"[T]hrough our housing rehabilitation program, the outstanding staff in Housing and Neighborhood Development, led so ably by LuAnn Clark, completed the renovation of 155 homes throughout the city, improving their energy efficiency and water conservation, as well as the neighborhoods in which they are located."
HOW MAYORAL CANDIDATE ROCKY ANDERSON WANTS TO DEAL WITH - AND HELP - UNHOUSED UTAHNS WHO RESIST SHELTERS
"We need to get away from this neoliberal, market-based approach [to affordable housing]. It’s really corporate socialism, where we keep dumping millions of dollars into the pockets of developers in trade for a few units of affordable housing. The solution in most of the rest of the world is nonmarket housing. The city ought to be using its resources, its borrowing power to build mixed-income housing where people of all different income levels can live together, and then they pay according to their ability to pay. It’s absolutely time we do this." — Rocky Anderson
'Rocky has a plan to cap property taxes, increase green space and green energy and generate truly affordable housing. He has alternatives to raids on the homeless. He’s more a political activist than politician, more a humanitarian than bureaucrat, and more a problem solver than grandstander. Maybe he’ll even figure a way to re-curb our walkways and fill all those holes." - Calvin Jolley, Salt Lake Tribune
". . . Mayor Rocky Anderson drove a backhoe during the groundbreaking ceremony for Library Square Condominiums, an affordable housing complex with 29 units, of which six are designated for low-income buyers. . . 'I do think that there has been a downward trend in terms of the affordable housing from the ’70s up until recently,' Anderson says. '[But] we’ve been focusing very aggressively on adding components of affordable housing in just about everything we support, or in every project in which we participate.' "

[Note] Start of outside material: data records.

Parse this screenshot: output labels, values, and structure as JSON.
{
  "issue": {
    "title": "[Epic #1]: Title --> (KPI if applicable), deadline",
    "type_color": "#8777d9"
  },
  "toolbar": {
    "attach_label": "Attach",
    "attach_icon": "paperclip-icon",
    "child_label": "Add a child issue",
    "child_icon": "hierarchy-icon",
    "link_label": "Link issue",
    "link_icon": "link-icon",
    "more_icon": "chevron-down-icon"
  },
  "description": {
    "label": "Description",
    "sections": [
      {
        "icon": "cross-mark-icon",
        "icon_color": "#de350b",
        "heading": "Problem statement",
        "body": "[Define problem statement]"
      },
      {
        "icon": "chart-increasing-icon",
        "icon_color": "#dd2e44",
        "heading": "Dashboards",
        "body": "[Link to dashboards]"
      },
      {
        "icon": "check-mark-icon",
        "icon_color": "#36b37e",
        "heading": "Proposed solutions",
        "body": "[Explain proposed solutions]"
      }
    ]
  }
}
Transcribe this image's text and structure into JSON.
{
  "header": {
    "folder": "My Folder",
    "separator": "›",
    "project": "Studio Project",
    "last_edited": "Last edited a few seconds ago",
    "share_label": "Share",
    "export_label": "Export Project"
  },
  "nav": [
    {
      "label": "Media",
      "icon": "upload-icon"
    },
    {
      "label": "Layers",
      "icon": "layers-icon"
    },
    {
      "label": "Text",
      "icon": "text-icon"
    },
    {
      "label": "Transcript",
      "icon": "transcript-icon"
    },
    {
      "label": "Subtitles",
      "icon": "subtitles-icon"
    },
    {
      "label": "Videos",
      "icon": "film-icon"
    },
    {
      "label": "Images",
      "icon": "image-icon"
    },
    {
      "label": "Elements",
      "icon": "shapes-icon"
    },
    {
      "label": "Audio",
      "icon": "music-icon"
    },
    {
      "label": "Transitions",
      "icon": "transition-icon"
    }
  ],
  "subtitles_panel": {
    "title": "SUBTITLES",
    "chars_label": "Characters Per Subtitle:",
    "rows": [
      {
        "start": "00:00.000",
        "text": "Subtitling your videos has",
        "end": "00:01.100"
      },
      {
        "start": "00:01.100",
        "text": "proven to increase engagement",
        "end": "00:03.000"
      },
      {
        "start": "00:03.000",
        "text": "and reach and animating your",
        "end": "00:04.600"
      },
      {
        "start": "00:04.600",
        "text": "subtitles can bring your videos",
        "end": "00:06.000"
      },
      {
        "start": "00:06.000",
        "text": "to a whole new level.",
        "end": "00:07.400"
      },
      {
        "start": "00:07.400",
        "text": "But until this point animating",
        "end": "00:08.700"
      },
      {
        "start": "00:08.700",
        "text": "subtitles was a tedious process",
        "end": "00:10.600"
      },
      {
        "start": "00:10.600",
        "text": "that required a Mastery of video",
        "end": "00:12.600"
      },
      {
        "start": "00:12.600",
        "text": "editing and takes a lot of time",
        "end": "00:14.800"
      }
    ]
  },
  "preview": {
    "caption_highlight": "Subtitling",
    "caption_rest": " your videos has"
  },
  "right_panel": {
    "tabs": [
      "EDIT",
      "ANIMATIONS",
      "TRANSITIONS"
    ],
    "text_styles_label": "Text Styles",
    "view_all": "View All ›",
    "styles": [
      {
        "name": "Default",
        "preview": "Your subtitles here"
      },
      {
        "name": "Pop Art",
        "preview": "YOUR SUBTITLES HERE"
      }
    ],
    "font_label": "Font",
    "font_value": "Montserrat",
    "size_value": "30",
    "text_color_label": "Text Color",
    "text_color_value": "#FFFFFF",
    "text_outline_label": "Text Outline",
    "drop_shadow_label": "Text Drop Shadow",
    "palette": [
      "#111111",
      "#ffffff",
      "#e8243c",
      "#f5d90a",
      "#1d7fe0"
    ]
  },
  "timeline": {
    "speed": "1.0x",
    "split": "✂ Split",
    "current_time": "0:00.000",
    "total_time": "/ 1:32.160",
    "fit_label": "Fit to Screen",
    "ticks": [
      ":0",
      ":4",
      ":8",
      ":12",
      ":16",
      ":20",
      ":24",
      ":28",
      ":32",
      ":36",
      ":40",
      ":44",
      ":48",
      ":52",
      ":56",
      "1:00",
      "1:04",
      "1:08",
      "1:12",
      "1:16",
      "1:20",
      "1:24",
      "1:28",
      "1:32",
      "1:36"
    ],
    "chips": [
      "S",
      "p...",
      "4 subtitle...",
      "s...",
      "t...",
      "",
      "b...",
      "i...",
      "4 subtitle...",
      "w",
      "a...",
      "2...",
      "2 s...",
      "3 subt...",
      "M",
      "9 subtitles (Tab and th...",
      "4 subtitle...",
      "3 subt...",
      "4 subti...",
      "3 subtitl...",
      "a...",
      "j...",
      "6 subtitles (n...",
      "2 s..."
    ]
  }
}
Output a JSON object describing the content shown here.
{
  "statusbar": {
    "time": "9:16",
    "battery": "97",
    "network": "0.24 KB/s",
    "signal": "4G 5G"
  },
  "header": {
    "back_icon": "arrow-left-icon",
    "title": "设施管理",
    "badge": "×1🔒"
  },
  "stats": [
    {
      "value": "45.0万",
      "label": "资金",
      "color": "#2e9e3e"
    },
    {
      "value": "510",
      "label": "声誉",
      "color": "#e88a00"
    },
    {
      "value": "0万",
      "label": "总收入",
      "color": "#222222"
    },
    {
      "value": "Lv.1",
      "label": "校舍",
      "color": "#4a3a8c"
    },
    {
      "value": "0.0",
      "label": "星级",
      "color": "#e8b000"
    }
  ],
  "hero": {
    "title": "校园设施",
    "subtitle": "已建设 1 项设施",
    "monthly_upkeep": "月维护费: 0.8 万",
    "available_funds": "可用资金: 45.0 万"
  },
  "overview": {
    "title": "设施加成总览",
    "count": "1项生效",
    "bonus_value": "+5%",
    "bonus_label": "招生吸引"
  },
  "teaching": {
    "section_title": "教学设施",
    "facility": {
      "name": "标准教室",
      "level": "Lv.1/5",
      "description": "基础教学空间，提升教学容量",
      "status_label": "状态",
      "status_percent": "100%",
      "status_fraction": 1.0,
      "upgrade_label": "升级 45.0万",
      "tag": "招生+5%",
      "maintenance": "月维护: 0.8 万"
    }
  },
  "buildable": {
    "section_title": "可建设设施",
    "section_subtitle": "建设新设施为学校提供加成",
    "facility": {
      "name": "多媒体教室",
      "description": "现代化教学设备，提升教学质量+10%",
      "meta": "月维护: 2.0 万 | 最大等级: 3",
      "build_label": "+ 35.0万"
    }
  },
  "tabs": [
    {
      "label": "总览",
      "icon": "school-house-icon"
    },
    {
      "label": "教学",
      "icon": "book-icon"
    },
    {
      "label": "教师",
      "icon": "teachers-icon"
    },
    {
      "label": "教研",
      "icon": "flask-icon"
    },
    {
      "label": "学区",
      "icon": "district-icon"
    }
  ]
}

"Thanks to the faith of Mayor Rocky Anderson and the City Council, the dream for upgrading the neighborhood along the light rail line is being realized."
"When Mayor Rocky Anderson stood up Friday and paid for his lunch with a speech, suggesting, 'This is going to be viewed in history as a turning point for the homeless,' Nuel Harris felt the mayor was speaking specifically about him."
"Salt Lake City Mayor Rocky Anderson's recommendations for giving city money to nonprofit groups that provide services such as low-income housing and after-school programs have left some grumbling and others cheering."
YES—I WANT TO HELP ELECT ROCKY FOR MAYOR!